Problem requirements: A single number is the required answer: the count of lines in the listing below that hold the string "title".
»»
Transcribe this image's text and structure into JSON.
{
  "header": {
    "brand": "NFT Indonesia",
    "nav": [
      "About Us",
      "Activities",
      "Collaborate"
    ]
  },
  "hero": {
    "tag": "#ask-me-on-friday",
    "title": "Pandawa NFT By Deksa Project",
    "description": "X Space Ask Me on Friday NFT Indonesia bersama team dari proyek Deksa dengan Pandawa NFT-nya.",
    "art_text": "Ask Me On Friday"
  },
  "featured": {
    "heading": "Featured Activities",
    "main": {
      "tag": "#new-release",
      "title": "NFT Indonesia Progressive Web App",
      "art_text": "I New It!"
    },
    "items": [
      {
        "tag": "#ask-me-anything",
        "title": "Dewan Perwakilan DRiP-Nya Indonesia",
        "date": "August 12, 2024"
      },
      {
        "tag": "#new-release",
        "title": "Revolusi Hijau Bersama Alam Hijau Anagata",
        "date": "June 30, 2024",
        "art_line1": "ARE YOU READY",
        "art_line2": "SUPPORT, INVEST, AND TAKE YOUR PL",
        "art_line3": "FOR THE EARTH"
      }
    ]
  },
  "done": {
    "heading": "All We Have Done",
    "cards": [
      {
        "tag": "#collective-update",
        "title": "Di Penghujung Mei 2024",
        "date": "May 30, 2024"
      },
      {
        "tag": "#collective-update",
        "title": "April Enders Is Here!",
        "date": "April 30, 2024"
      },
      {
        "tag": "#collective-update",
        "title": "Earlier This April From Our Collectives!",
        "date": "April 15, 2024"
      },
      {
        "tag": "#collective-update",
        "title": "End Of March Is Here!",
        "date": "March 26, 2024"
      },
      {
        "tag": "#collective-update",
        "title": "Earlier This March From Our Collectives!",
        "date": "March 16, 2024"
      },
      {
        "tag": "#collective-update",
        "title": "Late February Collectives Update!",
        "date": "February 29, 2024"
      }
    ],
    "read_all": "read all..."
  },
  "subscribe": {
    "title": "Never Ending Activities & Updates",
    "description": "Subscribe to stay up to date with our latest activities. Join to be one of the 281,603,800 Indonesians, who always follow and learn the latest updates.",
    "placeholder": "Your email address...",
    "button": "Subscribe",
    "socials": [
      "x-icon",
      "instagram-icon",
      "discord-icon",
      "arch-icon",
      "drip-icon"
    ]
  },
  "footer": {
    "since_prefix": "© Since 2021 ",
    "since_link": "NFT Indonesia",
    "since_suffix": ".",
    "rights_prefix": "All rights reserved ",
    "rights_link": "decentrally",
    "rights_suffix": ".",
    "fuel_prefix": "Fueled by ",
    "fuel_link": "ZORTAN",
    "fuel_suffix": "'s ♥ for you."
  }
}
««
Answer for this exercise: 11